Stock-based and ecosystem-based indicators are used to provide a new diagnosis of the ﬁshing impact and environmental status of European seas. In the seven European marine ecosystems covering the Baltic and the North-east Atlantic, (i) trends in landings since 1950 were examined; (ii) syntheses of the status and trends in ﬁsh stocks were consolidated at the ecosystem level; and (iii) trends in ecosystem indicators based on landings and surveys were analysed. We show that yields began to decrease everywhere (except in the Baltic) from the mid-1970s, as a result of the over-exploitation of some major stocks. Fishermen adapted by increasing ﬁshing effort and exploiting a wider part of the ecosystems. This was insufﬁcient to compensate for the decrease in abundance of many stocks, and total landings have halved over the last 30 years. The highest ﬁshing impact took place in the late 1990s, with a clear decrease in stock-based and ecosystem indicators. In particular, trophic-based indicators exhibited a continuous decreasing trend in almost all ecosystems. Over the past decade, a decrease in ﬁshing pressure has been observed, the mean ﬁshing mortality rate of assessed stocks being almost halved in all the considered ecosystems, but no clear recovery in the biomass and ecosystem indicators is yet apparent. In addition, the mean recruitment index was shown to decrease by around 50% in all ecosystems (except the Baltic). We conclude that building this kind of diagnosis is a key step on the path to implementing an ecosystem approach to ﬁsheries management.
- Ecosystem approach to fisheries management

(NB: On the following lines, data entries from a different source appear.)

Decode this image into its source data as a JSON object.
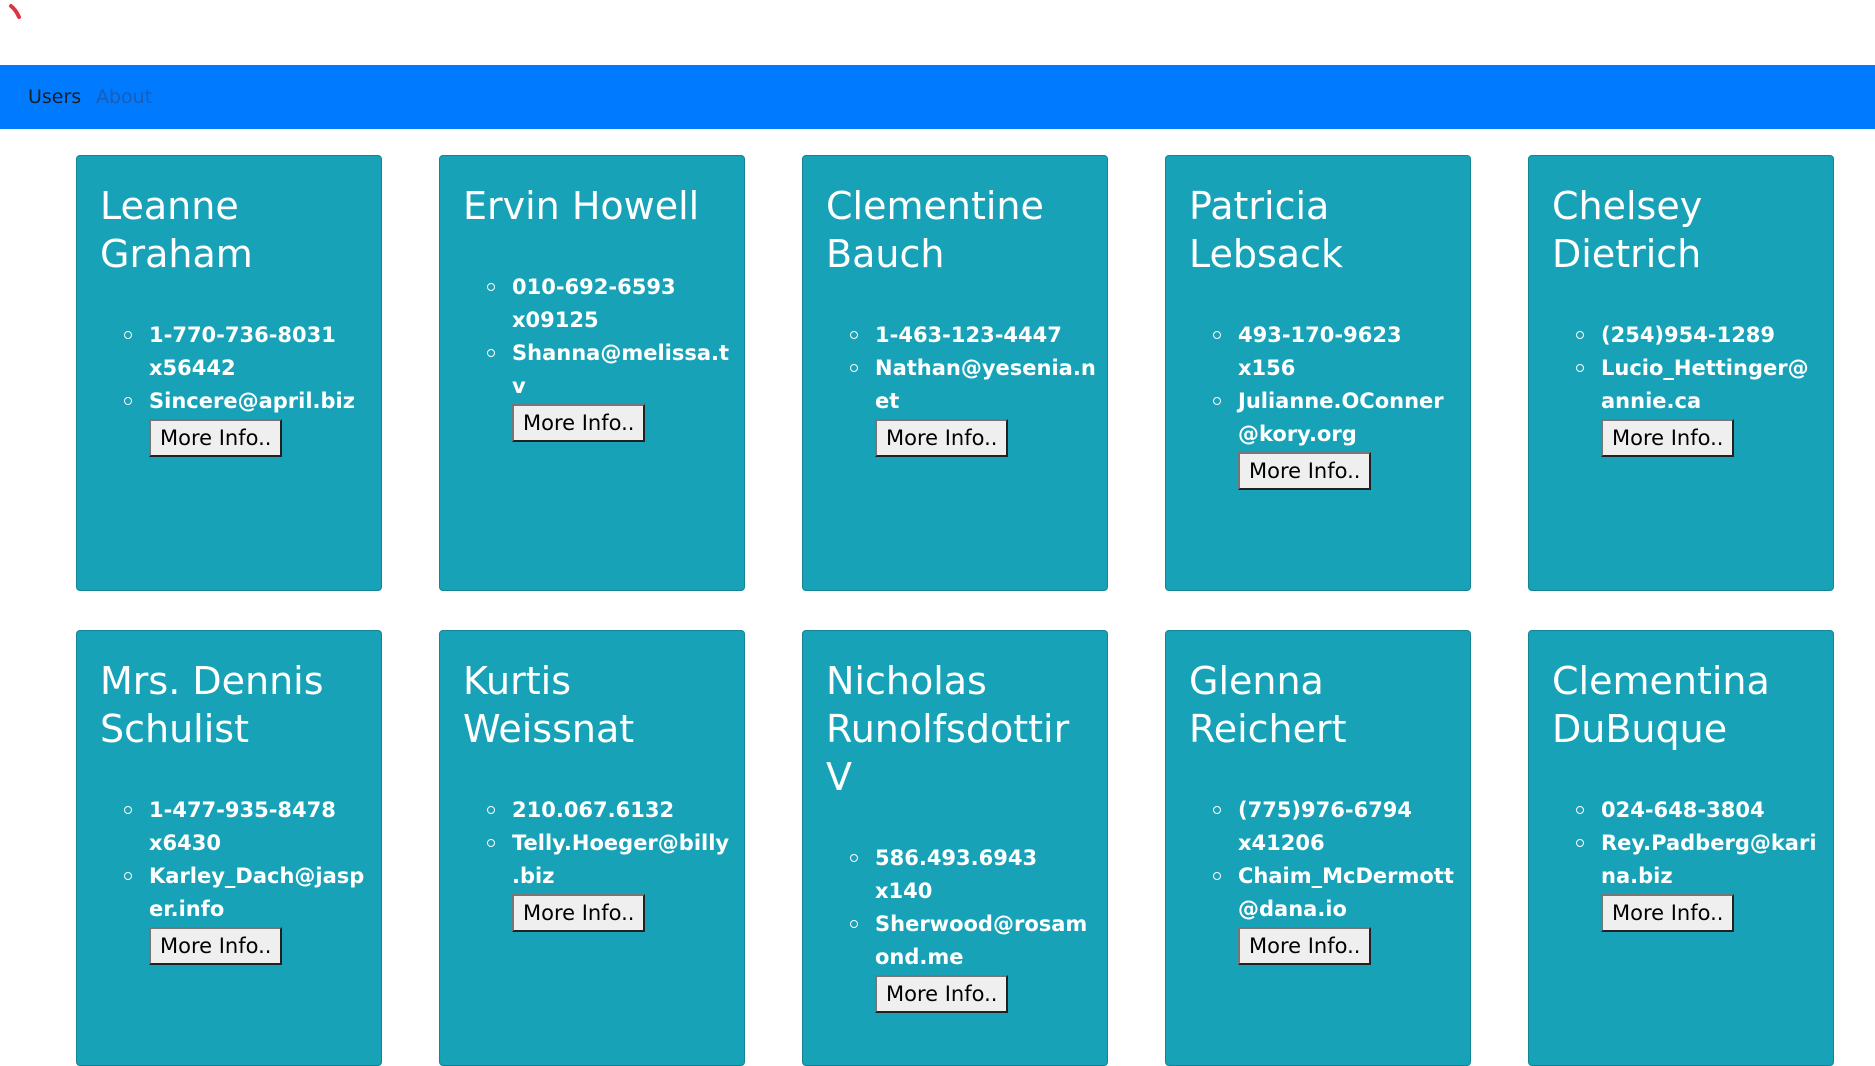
{
  "nav": {
    "users_label": "Users",
    "about_label": "About"
  },
  "colors": {
    "navbar": "#007bff",
    "card": "#17a2b8",
    "spinner": "#dc3545"
  },
  "users": [
    {
      "name": "Leanne Graham",
      "phone": "1-770-736-8031 x56442",
      "email": "Sincere@april.biz",
      "button": "More Info.."
    },
    {
      "name": "Ervin Howell",
      "phone": "010-692-6593 x09125",
      "email": "Shanna@melissa.tv",
      "button": "More Info.."
    },
    {
      "name": "Clementine Bauch",
      "phone": "1-463-123-4447",
      "email": "Nathan@yesenia.net",
      "button": "More Info.."
    },
    {
      "name": "Patricia Lebsack",
      "phone": "493-170-9623 x156",
      "email": "Julianne.OConner@kory.org",
      "button": "More Info.."
    },
    {
      "name": "Chelsey Dietrich",
      "phone": "(254)954-1289",
      "email": "Lucio_Hettinger@annie.ca",
      "button": "More Info.."
    },
    {
      "name": "Mrs. Dennis Schulist",
      "phone": "1-477-935-8478 x6430",
      "email": "Karley_Dach@jasper.info",
      "button": "More Info.."
    },
    {
      "name": "Kurtis Weissnat",
      "phone": "210.067.6132",
      "email": "Telly.Hoeger@billy.biz",
      "button": "More Info.."
    },
    {
      "name": "Nicholas Runolfsdottir V",
      "phone": "586.493.6943 x140",
      "email": "Sherwood@rosamond.me",
      "button": "More Info.."
    },
    {
      "name": "Glenna Reichert",
      "phone": "(775)976-6794 x41206",
      "email": "Chaim_McDermott@dana.io",
      "button": "More Info.."
    },
    {
      "name": "Clementina DuBuque",
      "phone": "024-648-3804",
      "email": "Rey.Padberg@karina.biz",
      "button": "More Info.."
    }
  ]
}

- ecoystem indicators
- good environmental status
- marine strategy framework directive
- stock assessment
- trophic level